Publications Details
Publications Details



Author: S. Das and R. Höllander

Year: 2009

Publisher: European Water Resources Association (EWRA)


Water pollution is one of the most pressing environmental problem. It reduces the quantity of useable water and increases the cost of supplying water. Economic incentives, and especially wastewater tariffs, are vital in achieving least-cost wastewater management. If economically efficient wastewater tariffs are incorporated and if the structure of the project is efficient by design, and little or no additional economic analysis is required. The study presented in this paper where an attempt is made in calculating an effluent tax in controlling wastewater
pollution. In this regard a comparison has been made in respect to India and Germany. Pollution tax in the perspective of wastewater disposal can be denoted as the price the polluter has to pay for using the wastewater disposal services from the environment. As there is no wastewater disposal market so the price cannot be determined in the market and the supply and demand schedules fail to get observed Murty et al. (2000) in their study showed the case of industrial wastewater in India with excess COD concentration and the tax liabilities
calculated using the average tax rate is of Rs 0.32(or.016 euro) per 100 gm. In case of Germany, the effluent charge comprises about 5% of total costs. For our study we consider the case of Leipzig, a city in the state of Saxony. Following the calculation of Murty et al. (2000) the tax on annual wastewater quality per 100 grams in rupees is (5.5/55)x100x100011. When estimated over the total population, the tax per head accounts to be very high for Germany as compared to the case study of Murty et al in India. In Germany the water charge itself
covers the water pollution charge. Both the more than proportional increase of the municipal wastewater charge and the high prospective demand for investment in sewage works has brought about the search for new  organizational forms and different methods concerning water supply and wastewater disposal. But the wastewater policy instruments have been successful in reducing the wastewater pollution and enhancing technological progress in the country.
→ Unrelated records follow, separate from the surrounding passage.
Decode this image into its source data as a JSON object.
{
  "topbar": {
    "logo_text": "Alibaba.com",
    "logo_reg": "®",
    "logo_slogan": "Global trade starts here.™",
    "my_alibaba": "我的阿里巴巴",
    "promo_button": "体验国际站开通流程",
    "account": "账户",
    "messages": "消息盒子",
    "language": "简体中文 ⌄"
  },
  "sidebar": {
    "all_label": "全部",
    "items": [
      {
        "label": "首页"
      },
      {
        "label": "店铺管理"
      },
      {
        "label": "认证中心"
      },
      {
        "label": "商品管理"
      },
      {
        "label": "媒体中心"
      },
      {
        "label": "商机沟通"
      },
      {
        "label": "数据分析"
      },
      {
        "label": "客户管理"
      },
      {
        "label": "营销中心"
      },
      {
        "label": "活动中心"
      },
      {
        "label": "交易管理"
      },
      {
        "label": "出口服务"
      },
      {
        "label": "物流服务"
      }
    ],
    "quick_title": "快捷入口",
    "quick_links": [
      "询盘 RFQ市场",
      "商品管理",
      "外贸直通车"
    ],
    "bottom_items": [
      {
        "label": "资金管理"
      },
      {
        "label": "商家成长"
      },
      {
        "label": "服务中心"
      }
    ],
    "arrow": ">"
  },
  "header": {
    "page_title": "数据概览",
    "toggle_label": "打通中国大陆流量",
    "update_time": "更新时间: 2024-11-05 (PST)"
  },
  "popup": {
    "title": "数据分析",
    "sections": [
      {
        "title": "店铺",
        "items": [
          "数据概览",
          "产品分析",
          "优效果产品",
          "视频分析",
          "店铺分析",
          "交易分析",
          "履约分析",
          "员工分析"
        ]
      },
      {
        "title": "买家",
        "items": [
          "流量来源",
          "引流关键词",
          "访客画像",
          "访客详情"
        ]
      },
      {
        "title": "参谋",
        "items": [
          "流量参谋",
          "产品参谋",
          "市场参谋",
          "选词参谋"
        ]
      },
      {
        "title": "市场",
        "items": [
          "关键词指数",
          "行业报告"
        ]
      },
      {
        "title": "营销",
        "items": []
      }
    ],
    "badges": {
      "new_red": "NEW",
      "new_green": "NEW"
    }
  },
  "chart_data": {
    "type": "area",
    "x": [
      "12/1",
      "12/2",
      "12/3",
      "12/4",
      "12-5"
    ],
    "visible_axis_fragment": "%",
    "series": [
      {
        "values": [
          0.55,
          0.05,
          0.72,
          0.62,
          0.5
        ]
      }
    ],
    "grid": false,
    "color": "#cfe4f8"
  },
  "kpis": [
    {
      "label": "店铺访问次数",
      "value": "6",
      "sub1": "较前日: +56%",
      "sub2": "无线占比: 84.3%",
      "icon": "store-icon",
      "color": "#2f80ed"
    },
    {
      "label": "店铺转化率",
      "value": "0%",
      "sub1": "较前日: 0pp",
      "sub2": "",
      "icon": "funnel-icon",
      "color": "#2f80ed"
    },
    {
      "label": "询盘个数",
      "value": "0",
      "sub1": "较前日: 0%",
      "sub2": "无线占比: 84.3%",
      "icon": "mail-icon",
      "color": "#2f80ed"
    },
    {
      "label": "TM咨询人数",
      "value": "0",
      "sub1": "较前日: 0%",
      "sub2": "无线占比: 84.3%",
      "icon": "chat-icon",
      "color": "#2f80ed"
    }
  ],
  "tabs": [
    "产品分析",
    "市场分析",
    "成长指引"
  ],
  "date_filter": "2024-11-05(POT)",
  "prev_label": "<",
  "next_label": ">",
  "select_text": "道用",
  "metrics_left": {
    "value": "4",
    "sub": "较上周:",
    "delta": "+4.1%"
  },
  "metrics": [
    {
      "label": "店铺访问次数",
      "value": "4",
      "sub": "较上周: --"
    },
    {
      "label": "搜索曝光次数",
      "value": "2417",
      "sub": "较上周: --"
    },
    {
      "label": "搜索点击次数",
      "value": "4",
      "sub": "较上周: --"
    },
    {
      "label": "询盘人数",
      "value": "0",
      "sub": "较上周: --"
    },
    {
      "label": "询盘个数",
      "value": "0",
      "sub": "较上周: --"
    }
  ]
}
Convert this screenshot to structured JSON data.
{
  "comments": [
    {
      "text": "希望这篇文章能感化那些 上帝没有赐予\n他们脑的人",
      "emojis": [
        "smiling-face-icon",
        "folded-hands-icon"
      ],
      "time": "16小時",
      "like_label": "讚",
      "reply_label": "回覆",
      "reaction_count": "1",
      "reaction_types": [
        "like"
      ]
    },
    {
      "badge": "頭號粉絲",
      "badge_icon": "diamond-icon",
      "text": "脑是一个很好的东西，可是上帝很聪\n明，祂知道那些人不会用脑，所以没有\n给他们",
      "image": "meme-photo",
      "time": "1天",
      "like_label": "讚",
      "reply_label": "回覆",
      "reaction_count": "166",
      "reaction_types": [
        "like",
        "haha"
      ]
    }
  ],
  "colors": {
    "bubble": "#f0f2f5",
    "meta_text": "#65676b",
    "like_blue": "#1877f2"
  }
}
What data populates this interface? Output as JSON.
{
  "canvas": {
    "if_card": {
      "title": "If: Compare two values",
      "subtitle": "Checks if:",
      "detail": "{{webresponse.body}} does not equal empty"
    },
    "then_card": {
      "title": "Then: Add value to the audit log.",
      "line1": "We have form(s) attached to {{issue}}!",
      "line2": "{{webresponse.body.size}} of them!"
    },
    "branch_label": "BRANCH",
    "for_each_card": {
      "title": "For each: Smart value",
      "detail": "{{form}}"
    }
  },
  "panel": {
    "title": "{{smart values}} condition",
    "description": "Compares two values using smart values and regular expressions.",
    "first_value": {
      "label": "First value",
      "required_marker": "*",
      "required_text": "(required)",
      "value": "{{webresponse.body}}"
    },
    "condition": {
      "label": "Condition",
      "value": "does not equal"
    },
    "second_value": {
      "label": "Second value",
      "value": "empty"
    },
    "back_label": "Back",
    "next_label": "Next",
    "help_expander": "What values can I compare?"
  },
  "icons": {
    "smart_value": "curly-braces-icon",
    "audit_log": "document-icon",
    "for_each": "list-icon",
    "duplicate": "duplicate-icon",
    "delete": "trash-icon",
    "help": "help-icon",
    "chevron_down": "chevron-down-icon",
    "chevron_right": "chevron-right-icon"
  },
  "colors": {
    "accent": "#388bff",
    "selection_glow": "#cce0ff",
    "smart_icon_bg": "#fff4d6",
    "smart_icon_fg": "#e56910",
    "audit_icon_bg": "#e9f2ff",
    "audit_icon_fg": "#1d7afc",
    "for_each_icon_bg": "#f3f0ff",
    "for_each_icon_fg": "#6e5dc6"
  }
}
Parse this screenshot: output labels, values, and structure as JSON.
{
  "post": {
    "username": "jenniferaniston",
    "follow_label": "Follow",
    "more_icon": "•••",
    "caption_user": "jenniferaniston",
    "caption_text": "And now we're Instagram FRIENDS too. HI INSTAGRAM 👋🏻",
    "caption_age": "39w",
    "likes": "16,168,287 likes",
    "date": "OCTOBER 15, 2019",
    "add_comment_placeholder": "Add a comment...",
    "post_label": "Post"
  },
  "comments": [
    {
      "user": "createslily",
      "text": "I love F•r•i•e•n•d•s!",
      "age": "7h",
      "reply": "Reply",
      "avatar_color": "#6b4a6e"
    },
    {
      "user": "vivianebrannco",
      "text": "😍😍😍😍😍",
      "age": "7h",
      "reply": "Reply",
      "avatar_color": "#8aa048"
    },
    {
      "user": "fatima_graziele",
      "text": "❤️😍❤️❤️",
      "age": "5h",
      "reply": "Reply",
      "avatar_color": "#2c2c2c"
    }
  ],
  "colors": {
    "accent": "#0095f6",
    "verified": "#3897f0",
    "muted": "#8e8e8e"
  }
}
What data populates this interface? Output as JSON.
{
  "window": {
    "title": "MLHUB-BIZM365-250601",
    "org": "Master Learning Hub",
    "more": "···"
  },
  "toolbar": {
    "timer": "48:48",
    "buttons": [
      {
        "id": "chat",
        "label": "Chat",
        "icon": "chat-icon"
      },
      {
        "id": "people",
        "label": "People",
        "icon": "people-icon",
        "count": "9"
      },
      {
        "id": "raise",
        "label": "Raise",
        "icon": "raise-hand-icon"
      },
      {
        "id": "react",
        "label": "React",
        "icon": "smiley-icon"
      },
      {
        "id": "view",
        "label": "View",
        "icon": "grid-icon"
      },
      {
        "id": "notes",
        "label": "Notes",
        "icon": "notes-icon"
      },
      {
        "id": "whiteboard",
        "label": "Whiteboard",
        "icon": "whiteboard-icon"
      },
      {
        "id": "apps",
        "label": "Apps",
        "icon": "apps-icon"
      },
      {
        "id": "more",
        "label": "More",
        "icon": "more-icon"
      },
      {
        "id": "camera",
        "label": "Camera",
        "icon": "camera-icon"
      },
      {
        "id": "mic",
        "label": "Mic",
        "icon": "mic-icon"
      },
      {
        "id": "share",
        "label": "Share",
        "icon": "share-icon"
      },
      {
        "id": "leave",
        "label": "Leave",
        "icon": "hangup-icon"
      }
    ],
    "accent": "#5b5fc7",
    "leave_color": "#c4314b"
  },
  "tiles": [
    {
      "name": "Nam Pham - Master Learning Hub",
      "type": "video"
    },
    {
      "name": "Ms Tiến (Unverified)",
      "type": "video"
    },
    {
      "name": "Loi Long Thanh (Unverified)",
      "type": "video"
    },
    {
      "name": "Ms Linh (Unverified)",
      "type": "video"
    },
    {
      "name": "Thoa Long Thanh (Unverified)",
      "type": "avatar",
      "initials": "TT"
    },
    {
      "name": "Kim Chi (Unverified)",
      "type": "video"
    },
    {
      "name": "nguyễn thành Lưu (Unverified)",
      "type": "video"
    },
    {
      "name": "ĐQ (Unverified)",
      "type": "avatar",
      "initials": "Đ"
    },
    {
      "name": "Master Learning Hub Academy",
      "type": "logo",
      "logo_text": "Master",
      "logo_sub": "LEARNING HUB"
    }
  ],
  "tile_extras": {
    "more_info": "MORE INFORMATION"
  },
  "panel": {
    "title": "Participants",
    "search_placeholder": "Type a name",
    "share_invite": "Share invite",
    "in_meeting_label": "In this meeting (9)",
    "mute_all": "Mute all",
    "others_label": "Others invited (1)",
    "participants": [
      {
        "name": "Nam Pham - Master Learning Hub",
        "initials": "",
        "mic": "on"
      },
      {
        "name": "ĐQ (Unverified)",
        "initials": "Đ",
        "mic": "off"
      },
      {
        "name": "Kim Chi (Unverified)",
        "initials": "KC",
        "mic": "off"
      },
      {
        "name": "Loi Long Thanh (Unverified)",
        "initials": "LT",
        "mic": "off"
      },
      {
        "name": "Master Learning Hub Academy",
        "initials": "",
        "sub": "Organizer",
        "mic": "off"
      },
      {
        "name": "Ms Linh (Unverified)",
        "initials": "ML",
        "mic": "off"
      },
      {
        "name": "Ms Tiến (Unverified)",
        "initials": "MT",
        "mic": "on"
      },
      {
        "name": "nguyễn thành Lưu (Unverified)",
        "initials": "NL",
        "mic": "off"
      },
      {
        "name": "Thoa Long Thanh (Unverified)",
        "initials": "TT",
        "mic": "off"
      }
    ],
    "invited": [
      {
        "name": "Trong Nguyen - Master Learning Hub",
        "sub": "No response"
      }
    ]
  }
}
Although the experience in applying economic instruments remains limited, particularly in India, there is evidence that effluent and user charges have the potential for effective
application by helping to pay for environmental improvement. They should be accompanied by investment in wastewater treatment facilities and, locally, by appropriate regulatory instruments as well as programs to persuade water users to change their polluting behaviour.